EXERCISE REQUIREMENTS: What is the number of lines below that contain the string "JSON"? Give it and nothing else.

══ INFORMATION GIVEN

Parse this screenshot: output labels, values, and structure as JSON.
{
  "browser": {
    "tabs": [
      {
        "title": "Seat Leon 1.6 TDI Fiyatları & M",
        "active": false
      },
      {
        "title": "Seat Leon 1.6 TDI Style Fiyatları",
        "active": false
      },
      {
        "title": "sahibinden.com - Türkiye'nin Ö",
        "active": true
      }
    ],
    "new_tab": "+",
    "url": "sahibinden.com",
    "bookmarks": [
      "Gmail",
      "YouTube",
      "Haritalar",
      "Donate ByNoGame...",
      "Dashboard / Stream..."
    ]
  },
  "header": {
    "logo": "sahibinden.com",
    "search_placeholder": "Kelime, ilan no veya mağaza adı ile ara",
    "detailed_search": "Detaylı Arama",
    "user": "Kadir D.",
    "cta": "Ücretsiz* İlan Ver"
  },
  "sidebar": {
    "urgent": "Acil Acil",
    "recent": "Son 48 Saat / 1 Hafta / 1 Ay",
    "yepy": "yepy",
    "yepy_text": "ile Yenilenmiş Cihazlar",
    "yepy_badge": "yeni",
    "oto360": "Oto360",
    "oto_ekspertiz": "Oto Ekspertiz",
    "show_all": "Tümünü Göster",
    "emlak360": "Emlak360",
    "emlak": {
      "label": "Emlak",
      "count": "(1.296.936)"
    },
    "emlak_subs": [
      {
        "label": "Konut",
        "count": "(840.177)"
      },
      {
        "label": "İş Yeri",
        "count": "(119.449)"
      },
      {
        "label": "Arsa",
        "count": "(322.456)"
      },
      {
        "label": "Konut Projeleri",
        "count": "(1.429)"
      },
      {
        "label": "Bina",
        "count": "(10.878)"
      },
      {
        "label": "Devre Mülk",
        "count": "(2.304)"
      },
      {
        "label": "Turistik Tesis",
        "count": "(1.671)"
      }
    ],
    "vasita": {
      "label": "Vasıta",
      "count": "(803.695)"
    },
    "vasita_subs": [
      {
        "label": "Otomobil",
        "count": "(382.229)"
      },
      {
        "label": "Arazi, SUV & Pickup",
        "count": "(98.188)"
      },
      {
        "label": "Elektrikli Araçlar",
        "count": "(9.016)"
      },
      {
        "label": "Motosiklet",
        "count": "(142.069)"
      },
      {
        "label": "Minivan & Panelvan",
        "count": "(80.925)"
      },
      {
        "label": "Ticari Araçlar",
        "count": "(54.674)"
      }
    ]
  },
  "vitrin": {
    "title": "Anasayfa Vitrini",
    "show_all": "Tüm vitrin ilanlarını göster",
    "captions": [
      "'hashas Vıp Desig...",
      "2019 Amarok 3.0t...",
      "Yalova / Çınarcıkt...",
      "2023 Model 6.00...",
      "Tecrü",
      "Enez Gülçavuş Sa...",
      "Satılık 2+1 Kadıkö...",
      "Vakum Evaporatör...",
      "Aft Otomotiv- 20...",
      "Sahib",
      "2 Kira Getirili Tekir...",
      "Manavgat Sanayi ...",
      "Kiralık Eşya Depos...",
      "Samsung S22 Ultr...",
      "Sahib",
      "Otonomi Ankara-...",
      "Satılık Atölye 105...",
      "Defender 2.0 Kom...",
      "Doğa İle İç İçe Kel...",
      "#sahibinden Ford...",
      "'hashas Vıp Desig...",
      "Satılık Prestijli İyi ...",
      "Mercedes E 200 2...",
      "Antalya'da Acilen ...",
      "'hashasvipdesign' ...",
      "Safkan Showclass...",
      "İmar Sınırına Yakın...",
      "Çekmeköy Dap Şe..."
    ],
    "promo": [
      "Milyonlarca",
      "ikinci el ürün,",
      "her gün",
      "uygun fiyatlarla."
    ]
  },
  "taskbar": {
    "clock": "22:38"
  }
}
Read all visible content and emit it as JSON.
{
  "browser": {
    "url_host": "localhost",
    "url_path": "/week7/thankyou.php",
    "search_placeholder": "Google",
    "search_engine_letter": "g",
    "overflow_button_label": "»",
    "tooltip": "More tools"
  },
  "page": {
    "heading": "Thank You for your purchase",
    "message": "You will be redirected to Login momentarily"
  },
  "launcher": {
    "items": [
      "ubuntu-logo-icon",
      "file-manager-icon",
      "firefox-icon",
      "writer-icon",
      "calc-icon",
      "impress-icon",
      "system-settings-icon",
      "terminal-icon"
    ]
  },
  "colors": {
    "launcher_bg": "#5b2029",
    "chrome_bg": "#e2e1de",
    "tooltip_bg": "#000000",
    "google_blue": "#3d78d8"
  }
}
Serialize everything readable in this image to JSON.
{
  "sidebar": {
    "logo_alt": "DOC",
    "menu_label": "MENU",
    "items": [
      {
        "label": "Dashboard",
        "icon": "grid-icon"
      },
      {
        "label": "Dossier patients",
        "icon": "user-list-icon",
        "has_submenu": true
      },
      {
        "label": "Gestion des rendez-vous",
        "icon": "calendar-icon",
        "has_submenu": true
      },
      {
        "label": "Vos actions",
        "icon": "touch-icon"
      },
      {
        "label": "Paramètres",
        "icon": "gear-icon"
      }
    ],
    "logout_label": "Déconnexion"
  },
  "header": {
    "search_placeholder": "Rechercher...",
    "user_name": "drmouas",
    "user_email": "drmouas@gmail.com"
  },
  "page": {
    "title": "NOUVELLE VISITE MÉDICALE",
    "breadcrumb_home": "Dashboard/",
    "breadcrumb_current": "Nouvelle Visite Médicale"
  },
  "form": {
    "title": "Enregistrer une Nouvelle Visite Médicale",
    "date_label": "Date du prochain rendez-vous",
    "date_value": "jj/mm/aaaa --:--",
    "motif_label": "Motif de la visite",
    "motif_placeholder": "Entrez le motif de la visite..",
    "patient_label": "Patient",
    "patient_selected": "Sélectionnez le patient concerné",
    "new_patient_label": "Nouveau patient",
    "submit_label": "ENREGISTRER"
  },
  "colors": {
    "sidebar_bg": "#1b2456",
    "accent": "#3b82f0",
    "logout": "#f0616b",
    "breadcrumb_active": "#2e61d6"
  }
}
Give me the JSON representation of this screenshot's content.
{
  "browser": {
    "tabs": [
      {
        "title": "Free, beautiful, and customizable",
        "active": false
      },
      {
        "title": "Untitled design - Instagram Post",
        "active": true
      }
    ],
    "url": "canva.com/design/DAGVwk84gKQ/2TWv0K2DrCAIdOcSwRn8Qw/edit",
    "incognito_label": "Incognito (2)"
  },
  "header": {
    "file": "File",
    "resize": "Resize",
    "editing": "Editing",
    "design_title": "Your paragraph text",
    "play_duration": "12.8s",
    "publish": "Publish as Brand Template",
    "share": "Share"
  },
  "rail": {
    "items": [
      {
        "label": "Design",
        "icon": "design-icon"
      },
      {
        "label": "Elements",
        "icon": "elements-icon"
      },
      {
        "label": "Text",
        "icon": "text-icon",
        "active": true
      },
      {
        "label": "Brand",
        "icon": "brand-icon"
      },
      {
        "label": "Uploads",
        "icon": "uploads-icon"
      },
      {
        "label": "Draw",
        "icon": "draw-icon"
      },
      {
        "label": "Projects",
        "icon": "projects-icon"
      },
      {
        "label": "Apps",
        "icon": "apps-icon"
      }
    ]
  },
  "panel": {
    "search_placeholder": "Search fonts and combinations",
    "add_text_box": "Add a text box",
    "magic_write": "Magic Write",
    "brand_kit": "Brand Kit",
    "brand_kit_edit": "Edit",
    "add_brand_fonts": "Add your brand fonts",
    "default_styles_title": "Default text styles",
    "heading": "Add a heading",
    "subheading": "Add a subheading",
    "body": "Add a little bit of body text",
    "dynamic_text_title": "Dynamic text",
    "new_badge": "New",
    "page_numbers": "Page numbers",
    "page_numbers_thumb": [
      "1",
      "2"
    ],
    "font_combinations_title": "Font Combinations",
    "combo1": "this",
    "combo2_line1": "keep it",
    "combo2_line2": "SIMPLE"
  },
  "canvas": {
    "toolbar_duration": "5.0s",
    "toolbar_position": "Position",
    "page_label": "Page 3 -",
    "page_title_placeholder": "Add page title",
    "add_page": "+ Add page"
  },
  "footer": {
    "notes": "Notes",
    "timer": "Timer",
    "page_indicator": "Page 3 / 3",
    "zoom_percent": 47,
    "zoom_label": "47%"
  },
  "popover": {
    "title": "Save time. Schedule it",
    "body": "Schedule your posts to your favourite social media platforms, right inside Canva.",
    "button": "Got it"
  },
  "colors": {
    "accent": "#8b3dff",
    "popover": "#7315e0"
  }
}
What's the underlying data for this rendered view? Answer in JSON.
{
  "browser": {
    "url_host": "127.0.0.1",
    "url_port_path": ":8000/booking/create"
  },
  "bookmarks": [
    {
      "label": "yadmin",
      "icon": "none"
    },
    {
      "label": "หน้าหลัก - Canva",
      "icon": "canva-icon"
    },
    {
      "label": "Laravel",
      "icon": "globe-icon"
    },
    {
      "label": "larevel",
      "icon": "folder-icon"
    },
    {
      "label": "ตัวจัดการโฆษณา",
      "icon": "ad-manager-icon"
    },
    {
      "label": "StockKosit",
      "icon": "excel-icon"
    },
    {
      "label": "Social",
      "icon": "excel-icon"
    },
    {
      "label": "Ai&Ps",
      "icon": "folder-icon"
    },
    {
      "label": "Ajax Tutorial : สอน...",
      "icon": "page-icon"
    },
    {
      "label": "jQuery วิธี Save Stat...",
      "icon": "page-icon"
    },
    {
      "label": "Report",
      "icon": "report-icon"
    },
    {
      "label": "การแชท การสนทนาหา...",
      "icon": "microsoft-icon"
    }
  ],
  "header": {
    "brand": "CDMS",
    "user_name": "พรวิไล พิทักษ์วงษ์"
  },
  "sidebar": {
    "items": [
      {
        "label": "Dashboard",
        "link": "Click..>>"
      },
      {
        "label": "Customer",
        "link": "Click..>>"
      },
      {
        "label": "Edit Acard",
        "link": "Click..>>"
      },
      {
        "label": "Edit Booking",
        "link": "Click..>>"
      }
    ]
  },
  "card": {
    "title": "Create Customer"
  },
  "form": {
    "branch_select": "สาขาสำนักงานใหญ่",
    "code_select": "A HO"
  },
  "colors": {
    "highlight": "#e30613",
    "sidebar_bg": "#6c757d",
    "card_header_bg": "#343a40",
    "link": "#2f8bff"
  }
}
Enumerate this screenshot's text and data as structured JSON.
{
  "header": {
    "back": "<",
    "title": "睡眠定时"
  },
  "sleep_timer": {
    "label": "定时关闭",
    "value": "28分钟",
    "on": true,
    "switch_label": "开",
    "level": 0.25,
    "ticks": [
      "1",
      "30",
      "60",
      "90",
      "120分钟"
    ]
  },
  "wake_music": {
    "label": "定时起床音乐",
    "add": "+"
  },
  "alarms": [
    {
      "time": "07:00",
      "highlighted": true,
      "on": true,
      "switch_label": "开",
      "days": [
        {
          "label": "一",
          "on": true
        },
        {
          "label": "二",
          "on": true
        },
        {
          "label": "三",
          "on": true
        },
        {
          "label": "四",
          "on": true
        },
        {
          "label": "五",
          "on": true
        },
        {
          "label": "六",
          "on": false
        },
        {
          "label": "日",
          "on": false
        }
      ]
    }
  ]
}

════

EXERCISE ANSWER: 6